[Dataset records]

========

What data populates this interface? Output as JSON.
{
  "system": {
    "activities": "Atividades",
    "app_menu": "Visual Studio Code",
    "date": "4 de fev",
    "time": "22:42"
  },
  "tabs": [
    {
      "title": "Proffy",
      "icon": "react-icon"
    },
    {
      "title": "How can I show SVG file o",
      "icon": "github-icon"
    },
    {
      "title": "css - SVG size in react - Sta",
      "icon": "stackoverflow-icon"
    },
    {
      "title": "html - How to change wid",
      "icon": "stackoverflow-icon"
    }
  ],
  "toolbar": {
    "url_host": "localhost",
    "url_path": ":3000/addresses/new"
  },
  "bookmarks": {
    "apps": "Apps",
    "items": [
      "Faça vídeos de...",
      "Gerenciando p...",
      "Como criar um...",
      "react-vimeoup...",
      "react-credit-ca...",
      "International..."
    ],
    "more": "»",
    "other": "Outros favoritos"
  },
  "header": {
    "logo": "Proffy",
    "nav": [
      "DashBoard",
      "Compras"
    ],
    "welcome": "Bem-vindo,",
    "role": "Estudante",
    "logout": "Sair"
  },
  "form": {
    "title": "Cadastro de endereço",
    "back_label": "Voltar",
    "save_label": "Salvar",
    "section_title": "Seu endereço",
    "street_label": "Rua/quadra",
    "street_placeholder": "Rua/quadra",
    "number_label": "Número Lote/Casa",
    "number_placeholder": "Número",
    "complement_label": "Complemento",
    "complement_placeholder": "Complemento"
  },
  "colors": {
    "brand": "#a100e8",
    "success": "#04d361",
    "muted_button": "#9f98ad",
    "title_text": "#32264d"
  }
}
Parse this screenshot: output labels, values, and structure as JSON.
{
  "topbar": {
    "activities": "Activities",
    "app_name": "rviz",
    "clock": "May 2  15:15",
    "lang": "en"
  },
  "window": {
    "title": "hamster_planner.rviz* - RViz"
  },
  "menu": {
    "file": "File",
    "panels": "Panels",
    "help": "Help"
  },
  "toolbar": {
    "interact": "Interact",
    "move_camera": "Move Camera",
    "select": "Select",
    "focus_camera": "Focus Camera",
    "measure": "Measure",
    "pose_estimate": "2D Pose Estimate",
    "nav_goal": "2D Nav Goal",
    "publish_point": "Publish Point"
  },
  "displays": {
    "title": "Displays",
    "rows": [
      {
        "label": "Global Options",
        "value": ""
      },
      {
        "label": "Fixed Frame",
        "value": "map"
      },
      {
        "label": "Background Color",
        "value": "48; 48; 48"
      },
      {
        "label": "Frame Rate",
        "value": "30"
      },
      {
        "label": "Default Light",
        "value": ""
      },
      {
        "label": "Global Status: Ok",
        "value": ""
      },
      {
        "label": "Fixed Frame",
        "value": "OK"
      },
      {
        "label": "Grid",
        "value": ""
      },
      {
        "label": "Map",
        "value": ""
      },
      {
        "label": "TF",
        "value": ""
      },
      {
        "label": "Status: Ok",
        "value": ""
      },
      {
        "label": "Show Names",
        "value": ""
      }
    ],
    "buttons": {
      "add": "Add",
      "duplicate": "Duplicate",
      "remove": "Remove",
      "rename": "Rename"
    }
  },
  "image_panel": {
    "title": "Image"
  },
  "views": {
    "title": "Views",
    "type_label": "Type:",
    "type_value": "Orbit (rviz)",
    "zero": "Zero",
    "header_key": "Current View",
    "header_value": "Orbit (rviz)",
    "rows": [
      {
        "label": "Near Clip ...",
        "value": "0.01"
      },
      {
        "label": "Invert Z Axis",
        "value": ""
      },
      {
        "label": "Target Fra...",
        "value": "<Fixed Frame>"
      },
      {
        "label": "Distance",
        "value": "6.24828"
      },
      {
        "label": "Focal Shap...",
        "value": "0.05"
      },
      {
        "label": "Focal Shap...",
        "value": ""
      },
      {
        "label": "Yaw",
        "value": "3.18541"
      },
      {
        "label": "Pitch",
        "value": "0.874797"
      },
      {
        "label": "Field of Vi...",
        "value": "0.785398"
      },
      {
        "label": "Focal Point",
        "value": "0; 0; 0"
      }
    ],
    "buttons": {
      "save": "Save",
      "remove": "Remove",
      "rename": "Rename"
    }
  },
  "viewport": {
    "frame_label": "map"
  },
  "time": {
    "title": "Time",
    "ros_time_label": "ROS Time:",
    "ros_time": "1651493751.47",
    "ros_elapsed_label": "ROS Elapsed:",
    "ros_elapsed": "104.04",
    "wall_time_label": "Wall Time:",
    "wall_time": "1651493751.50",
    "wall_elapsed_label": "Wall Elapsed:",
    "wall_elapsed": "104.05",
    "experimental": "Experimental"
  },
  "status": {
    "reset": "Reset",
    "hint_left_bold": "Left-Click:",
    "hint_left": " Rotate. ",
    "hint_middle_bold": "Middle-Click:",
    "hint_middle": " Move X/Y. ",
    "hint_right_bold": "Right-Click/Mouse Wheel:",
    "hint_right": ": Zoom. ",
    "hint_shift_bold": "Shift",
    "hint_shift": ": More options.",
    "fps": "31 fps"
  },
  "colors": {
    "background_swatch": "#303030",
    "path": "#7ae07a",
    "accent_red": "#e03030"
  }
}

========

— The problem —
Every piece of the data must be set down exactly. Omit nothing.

— Answer —
What data populates this interface? Output as JSON.
{
  "system": {
    "activities": "Atividades",
    "app_menu": "Visual Studio Code",
    "date": "4 de fev",
    "time": "22:42"
  },
  "tabs": [
    {
      "title": "Proffy",
      "icon": "react-icon"
    },
    {
      "title": "How can I show SVG file o",
      "icon": "github-icon"
    },
    {
      "title": "css - SVG size in react - Sta",
      "icon": "stackoverflow-icon"
    },
    {
      "title": "html - How to change wid",
      "icon": "stackoverflow-icon"
    }
  ],
  "toolbar": {
    "url_host": "localhost",
    "url_path": ":3000/addresses/new"
  },
  "bookmarks": {
    "apps": "Apps",
    "items": [
      "Faça vídeos de...",
      "Gerenciando p...",
      "Como criar um...",
      "react-vimeoup...",
      "react-credit-ca...",
      "International..."
    ],
    "more": "»",
    "other": "Outros favoritos"
  },
  "header": {
    "logo": "Proffy",
    "nav": [
      "DashBoard",
      "Compras"
    ],
    "welcome": "Bem-vindo,",
    "role": "Estudante",
    "logout": "Sair"
  },
  "form": {
    "title": "Cadastro de endereço",
    "back_label": "Voltar",
    "save_label": "Salvar",
    "section_title": "Seu endereço",
    "street_label": "Rua/quadra",
    "street_placeholder": "Rua/quadra",
    "number_label": "Número Lote/Casa",
    "number_placeholder": "Número",
    "complement_label": "Complemento",
    "complement_placeholder": "Complemento"
  },
  "colors": {
    "brand": "#a100e8",
    "success": "#04d361",
    "muted_button": "#9f98ad",
    "title_text": "#32264d"
  }
}
Parse this screenshot: output labels, values, and structure as JSON.
{
  "topbar": {
    "activities": "Activities",
    "app_name": "rviz",
    "clock": "May 2  15:15",
    "lang": "en"
  },
  "window": {
    "title": "hamster_planner.rviz* - RViz"
  },
  "menu": {
    "file": "File",
    "panels": "Panels",
    "help": "Help"
  },
  "toolbar": {
    "interact": "Interact",
    "move_camera": "Move Camera",
    "select": "Select",
    "focus_camera": "Focus Camera",
    "measure": "Measure",
    "pose_estimate": "2D Pose Estimate",
    "nav_goal": "2D Nav Goal",
    "publish_point": "Publish Point"
  },
  "displays": {
    "title": "Displays",
    "rows": [
      {
        "label": "Global Options",
        "value": ""
      },
      {
        "label": "Fixed Frame",
        "value": "map"
      },
      {
        "label": "Background Color",
        "value": "48; 48; 48"
      },
      {
        "label": "Frame Rate",
        "value": "30"
      },
      {
        "label": "Default Light",
        "value": ""
      },
      {
        "label": "Global Status: Ok",
        "value": ""
      },
      {
        "label": "Fixed Frame",
        "value": "OK"
      },
      {
        "label": "Grid",
        "value": ""
      },
      {
        "label": "Map",
        "value": ""
      },
      {
        "label": "TF",
        "value": ""
      },
      {
        "label": "Status: Ok",
        "value": ""
      },
      {
        "label": "Show Names",
        "value": ""
      }
    ],
    "buttons": {
      "add": "Add",
      "duplicate": "Duplicate",
      "remove": "Remove",
      "rename": "Rename"
    }
  },
  "image_panel": {
    "title": "Image"
  },
  "views": {
    "title": "Views",
    "type_label": "Type:",
    "type_value": "Orbit (rviz)",
    "zero": "Zero",
    "header_key": "Current View",
    "header_value": "Orbit (rviz)",
    "rows": [
      {
        "label": "Near Clip ...",
        "value": "0.01"
      },
      {
        "label": "Invert Z Axis",
        "value": ""
      },
      {
        "label": "Target Fra...",
        "value": "<Fixed Frame>"
      },
      {
        "label": "Distance",
        "value": "6.24828"
      },
      {
        "label": "Focal Shap...",
        "value": "0.05"
      },
      {
        "label": "Focal Shap...",
        "value": ""
      },
      {
        "label": "Yaw",
        "value": "3.18541"
      },
      {
        "label": "Pitch",
        "value": "0.874797"
      },
      {
        "label": "Field of Vi...",
        "value": "0.785398"
      },
      {
        "label": "Focal Point",
        "value": "0; 0; 0"
      }
    ],
    "buttons": {
      "save": "Save",
      "remove": "Remove",
      "rename": "Rename"
    }
  },
  "viewport": {
    "frame_label": "map"
  },
  "time": {
    "title": "Time",
    "ros_time_label": "ROS Time:",
    "ros_time": "1651493751.47",
    "ros_elapsed_label": "ROS Elapsed:",
    "ros_elapsed": "104.04",
    "wall_time_label": "Wall Time:",
    "wall_time": "1651493751.50",
    "wall_elapsed_label": "Wall Elapsed:",
    "wall_elapsed": "104.05",
    "experimental": "Experimental"
  },
  "status": {
    "reset": "Reset",
    "hint_left_bold": "Left-Click:",
    "hint_left": " Rotate. ",
    "hint_middle_bold": "Middle-Click:",
    "hint_middle": " Move X/Y. ",
    "hint_right_bold": "Right-Click/Mouse Wheel:",
    "hint_right": ": Zoom. ",
    "hint_shift_bold": "Shift",
    "hint_shift": ": More options.",
    "fps": "31 fps"
  },
  "colors": {
    "background_swatch": "#303030",
    "path": "#7ae07a",
    "accent_red": "#e03030"
  }
}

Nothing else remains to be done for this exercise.